(WHAT THIS TASK INVOLVES):
Below are the records; restate all of them word for word.

(Items from an interface collection):
☆ ☆ ☆ ☆ ☆

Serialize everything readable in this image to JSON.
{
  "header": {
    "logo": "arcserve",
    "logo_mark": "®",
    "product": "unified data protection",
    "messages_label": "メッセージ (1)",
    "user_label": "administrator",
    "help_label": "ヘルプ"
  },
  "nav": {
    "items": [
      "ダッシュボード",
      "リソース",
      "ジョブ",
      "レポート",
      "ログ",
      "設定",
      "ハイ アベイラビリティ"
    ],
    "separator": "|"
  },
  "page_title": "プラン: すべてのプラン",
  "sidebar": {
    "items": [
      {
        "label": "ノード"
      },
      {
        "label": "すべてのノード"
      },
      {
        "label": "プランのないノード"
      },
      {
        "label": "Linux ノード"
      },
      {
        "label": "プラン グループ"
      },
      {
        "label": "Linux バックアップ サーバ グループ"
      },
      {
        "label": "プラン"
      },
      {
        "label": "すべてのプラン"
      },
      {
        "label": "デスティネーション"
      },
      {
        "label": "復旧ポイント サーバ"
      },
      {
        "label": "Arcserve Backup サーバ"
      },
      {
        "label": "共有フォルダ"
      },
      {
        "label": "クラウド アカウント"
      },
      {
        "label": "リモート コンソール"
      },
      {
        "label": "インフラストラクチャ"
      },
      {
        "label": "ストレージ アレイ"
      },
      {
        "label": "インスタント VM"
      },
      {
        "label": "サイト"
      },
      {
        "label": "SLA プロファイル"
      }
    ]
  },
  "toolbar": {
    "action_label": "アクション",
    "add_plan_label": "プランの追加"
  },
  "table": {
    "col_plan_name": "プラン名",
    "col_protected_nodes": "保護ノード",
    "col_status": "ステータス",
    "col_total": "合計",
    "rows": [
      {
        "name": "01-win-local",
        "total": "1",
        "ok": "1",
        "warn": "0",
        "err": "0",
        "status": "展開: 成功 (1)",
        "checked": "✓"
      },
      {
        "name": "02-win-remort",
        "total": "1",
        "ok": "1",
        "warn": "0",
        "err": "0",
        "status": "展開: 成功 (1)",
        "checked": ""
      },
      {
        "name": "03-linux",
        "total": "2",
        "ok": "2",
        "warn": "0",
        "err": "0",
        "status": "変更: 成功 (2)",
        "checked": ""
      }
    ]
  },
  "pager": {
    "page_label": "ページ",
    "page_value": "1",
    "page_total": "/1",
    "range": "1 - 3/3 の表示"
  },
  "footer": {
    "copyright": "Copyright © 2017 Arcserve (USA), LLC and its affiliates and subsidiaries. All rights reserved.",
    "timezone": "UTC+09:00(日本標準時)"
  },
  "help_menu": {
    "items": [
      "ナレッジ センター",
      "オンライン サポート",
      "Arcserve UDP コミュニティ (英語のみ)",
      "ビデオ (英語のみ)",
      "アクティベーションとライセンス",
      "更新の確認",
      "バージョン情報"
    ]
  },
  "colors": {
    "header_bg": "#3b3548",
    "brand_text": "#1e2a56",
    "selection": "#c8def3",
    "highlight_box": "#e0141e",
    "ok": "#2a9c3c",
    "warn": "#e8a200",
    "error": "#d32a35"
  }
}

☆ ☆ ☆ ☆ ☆

(TASK RESPONSE):
Serialize everything readable in this image to JSON.
{
  "header": {
    "logo": "arcserve",
    "logo_mark": "®",
    "product": "unified data protection",
    "messages_label": "メッセージ (1)",
    "user_label": "administrator",
    "help_label": "ヘルプ"
  },
  "nav": {
    "items": [
      "ダッシュボード",
      "リソース",
      "ジョブ",
      "レポート",
      "ログ",
      "設定",
      "ハイ アベイラビリティ"
    ],
    "separator": "|"
  },
  "page_title": "プラン: すべてのプラン",
  "sidebar": {
    "items": [
      {
        "label": "ノード"
      },
      {
        "label": "すべてのノード"
      },
      {
        "label": "プランのないノード"
      },
      {
        "label": "Linux ノード"
      },
      {
        "label": "プラン グループ"
      },
      {
        "label": "Linux バックアップ サーバ グループ"
      },
      {
        "label": "プラン"
      },
      {
        "label": "すべてのプラン"
      },
      {
        "label": "デスティネーション"
      },
      {
        "label": "復旧ポイント サーバ"
      },
      {
        "label": "Arcserve Backup サーバ"
      },
      {
        "label": "共有フォルダ"
      },
      {
        "label": "クラウド アカウント"
      },
      {
        "label": "リモート コンソール"
      },
      {
        "label": "インフラストラクチャ"
      },
      {
        "label": "ストレージ アレイ"
      },
      {
        "label": "インスタント VM"
      },
      {
        "label": "サイト"
      },
      {
        "label": "SLA プロファイル"
      }
    ]
  },
  "toolbar": {
    "action_label": "アクション",
    "add_plan_label": "プランの追加"
  },
  "table": {
    "col_plan_name": "プラン名",
    "col_protected_nodes": "保護ノード",
    "col_status": "ステータス",
    "col_total": "合計",
    "rows": [
      {
        "name": "01-win-local",
        "total": "1",
        "ok": "1",
        "warn": "0",
        "err": "0",
        "status": "展開: 成功 (1)",
        "checked": "✓"
      },
      {
        "name": "02-win-remort",
        "total": "1",
        "ok": "1",
        "warn": "0",
        "err": "0",
        "status": "展開: 成功 (1)",
        "checked": ""
      },
      {
        "name": "03-linux",
        "total": "2",
        "ok": "2",
        "warn": "0",
        "err": "0",
        "status": "変更: 成功 (2)",
        "checked": ""
      }
    ]
  },
  "pager": {
    "page_label": "ページ",
    "page_value": "1",
    "page_total": "/1",
    "range": "1 - 3/3 の表示"
  },
  "footer": {
    "copyright": "Copyright © 2017 Arcserve (USA), LLC and its affiliates and subsidiaries. All rights reserved.",
    "timezone": "UTC+09:00(日本標準時)"
  },
  "help_menu": {
    "items": [
      "ナレッジ センター",
      "オンライン サポート",
      "Arcserve UDP コミュニティ (英語のみ)",
      "ビデオ (英語のみ)",
      "アクティベーションとライセンス",
      "更新の確認",
      "バージョン情報"
    ]
  },
  "colors": {
    "header_bg": "#3b3548",
    "brand_text": "#1e2a56",
    "selection": "#c8def3",
    "highlight_box": "#e0141e",
    "ok": "#2a9c3c",
    "warn": "#e8a200",
    "error": "#d32a35"
  }
}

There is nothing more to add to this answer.